Selective neurolysis is one of the most common Bell’s palsy treatments. This procedure involves releasing the platysma muscle, i.e. the muscle that pulls the face downward, and reducing activity in nerves that work against the smile mechanism. That way, selective neurolysis helps a Bell’s palsy patient regain the ability to smile.
Botox can be an effective non-surgical treatment for Bell’s palsy. It is frequently used as a cosmetic treatment to reduce the signs of aging in the face. And, when Botox is injected by a facial nerve expert, it has been shown to help Bell’s palsy patients restore facial symmetry and improve their facial appearance.
Clearly, there are many viable treatments for Bell’s palsy. By meeting with Dr. Azizzadeh, Bell’s palsy patients can learn about these treatments and find one that matches or exceeds their expectations.
4. Chewing Gum for Bell’s Palsy Offers a Viable Treatment.
Some Bell’s palsy patients initially believe that chewing gum can stimulate facial muscle movement. Thus, they may chew gum at symptomatic onset in the hopes that it will allow them to correct Bell’s palsy without further medical treatment.
Chewing gum for Bell’s palsy is ineffective. This is due to the fact that chewing is performed by the muscles of mastication supplied by the trigeminal nerve. Furthermore, chewing gum can inadvertently increase the risk of facial synkinesis.
5. In General, the Prognosis for Bell’s Palsy Patients Is Not Good.
Bell’s palsy may seem like a long-term problem, but NIH states the prognosis for Bell’s palsy patients is “generally very good.”
Those dealing with Bell’s palsy may start to symptomatic improvement within the first two weeks, NIH notes. In addition, NIH states most Bell’s palsy patients fully recover from temporary facial paralysis within about three to six months.
5 Bell’s Palsy Facts You Need to Know About
Along with myths, let’s look at five important facts about Bell’s palsy.
1. There Is No Known Cause of Bell’s Palsy.
The exact cause of Bell’s palsy remains unknown. But, Bell’s palsy is commonly viewed as a viral infection. To date, research has linked Bell’s palsy has been linked to the herpes simplex virus, which can cause cold sores and genital herpes. It has also been connected to the herpes zoster virus, cytomegalovirus, and Epstein-Barr virus.
2. Bell’s Palsy Can Affect Anyone, Regardless of Age.
Men, women, and children can experience Bell’s palsy symptoms at any age. Bell’s palsy has been shown to affect patients of different races and genders equally, too.
3. Those Who Are Pregnant or Dealing with Diabetes Face an Increased Risk of Developing Bell’s Palsy.

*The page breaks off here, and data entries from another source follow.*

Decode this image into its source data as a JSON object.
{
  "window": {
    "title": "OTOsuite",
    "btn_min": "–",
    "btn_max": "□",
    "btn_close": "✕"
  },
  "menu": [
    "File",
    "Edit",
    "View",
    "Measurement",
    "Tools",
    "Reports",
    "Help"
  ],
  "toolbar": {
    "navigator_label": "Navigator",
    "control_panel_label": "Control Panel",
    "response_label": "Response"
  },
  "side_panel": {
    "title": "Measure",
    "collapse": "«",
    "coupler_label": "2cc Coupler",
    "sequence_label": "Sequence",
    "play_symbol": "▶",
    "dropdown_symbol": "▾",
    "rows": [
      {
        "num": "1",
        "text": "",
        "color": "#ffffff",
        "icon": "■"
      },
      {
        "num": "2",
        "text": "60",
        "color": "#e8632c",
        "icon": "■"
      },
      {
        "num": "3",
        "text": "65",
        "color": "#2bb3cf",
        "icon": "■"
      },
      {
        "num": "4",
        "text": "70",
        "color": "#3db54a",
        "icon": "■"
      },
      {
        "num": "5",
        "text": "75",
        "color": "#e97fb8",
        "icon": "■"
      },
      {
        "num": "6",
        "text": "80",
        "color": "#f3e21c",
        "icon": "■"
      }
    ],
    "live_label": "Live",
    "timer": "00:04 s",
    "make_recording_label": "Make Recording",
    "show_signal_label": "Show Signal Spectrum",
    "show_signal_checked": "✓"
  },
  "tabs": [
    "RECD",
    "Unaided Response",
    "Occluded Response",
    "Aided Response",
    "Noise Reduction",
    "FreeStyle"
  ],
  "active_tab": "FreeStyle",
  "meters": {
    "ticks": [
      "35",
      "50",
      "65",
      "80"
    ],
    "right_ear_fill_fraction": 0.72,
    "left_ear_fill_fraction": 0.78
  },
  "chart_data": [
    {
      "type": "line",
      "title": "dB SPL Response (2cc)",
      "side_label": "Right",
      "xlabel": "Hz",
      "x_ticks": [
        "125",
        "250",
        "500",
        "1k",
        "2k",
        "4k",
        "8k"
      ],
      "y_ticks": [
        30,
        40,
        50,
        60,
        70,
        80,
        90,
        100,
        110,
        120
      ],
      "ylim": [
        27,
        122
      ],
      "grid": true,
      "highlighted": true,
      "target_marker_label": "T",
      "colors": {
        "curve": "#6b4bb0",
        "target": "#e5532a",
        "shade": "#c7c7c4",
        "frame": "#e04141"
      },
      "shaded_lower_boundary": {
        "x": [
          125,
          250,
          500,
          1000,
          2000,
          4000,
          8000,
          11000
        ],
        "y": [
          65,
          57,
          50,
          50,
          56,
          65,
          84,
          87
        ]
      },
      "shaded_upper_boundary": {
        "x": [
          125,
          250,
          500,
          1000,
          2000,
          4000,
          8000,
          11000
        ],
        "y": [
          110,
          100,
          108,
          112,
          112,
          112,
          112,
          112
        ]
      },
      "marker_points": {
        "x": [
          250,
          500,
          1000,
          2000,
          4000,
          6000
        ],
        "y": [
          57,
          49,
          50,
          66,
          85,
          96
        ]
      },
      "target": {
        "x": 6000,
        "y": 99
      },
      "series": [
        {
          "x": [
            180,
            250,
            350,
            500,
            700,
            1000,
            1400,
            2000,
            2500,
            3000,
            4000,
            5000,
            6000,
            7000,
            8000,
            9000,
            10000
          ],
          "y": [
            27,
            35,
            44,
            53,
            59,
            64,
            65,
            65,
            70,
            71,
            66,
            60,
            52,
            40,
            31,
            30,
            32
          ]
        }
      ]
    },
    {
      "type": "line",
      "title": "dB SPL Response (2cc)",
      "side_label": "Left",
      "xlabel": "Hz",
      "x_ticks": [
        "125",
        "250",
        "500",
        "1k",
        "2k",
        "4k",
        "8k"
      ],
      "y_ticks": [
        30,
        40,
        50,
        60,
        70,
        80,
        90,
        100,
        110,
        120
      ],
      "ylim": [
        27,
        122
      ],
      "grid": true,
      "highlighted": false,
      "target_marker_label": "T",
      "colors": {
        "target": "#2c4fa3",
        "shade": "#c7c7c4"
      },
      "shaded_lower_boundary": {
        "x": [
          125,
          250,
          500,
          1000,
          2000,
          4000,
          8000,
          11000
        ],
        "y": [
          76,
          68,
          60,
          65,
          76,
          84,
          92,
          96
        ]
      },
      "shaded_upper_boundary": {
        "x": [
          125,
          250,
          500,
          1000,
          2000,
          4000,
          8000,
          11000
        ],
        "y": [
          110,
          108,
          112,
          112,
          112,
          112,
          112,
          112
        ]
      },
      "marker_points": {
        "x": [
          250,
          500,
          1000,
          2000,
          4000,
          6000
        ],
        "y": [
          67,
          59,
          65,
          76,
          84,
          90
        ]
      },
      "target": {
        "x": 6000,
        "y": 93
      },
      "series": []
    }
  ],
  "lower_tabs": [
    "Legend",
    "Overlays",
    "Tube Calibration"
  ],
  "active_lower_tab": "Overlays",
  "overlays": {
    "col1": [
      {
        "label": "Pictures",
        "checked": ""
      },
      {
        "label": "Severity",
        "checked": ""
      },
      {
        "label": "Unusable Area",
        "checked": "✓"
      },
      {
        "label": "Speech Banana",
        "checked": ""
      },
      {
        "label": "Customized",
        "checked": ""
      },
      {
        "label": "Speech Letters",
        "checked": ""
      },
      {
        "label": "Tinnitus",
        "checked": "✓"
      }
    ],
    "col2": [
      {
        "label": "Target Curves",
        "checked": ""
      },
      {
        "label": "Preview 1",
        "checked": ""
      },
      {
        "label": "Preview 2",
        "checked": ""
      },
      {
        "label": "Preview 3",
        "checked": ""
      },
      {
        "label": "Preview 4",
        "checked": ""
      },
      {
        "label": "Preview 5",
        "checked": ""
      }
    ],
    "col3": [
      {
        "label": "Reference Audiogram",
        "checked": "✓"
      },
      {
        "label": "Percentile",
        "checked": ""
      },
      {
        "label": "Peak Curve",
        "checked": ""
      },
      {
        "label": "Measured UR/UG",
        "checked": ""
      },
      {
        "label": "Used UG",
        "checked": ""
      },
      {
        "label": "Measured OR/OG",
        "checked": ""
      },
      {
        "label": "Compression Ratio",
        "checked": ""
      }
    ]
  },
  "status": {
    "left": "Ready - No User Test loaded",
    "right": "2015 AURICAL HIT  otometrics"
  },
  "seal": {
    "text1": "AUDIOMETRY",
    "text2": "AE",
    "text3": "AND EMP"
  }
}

Women who are pregnant face a higher risk of Bell’s palsy than non-pregnant women. Pregnant women are increasingly prone to Bell’s palsy symptoms in the third trimester or in the first few days after birth.
4. Bell’s Palsy That Goes Unaddressed Can Cause Long-Term Health Problems.
If Bell’s palsy symptoms linger for more than a month, they can cause serious health issues. For some Bell’s palsy patients, partial or complete blindness in the eye on the paralyzed side of the face can occur. These patients are also susceptible to irreversible damage to the facial nerve and/or abnormal regrowth of nerve fibers.
5. Bell’s Palsy Should Be Treated Immediately.
At the first sign of facial paralysis or Bell’s palsy, it is paramount to seek medical treatment. This allows a doctor to perform a medical evaluation to assess the severity of a patient’s symptoms. Plus, the doctor can provide a personalized treatment recommendation to help the patient alleviate their symptoms as quickly and effectively as possible.
Along with pregnant women, those who are dealing with diabetes face a greater risk of Bell’s palsy than others. Research has shown that there may be a correlation between poor glycemic control and the development of Bell palsy in adult patients coping with diabetes.
Learn More About Bell’s Palsy
For those who want to learn more about Bell’s palsy, Dr. Azizzadeh can provide additional insights into the condition. Dr. Azizzadeh offers in-person and virtual consultations to those who are exploring Bell’s palsy treatment options. To schedule a consultation with Dr. Azizzadeh, please contact us online or call us today at (310) 657-2203.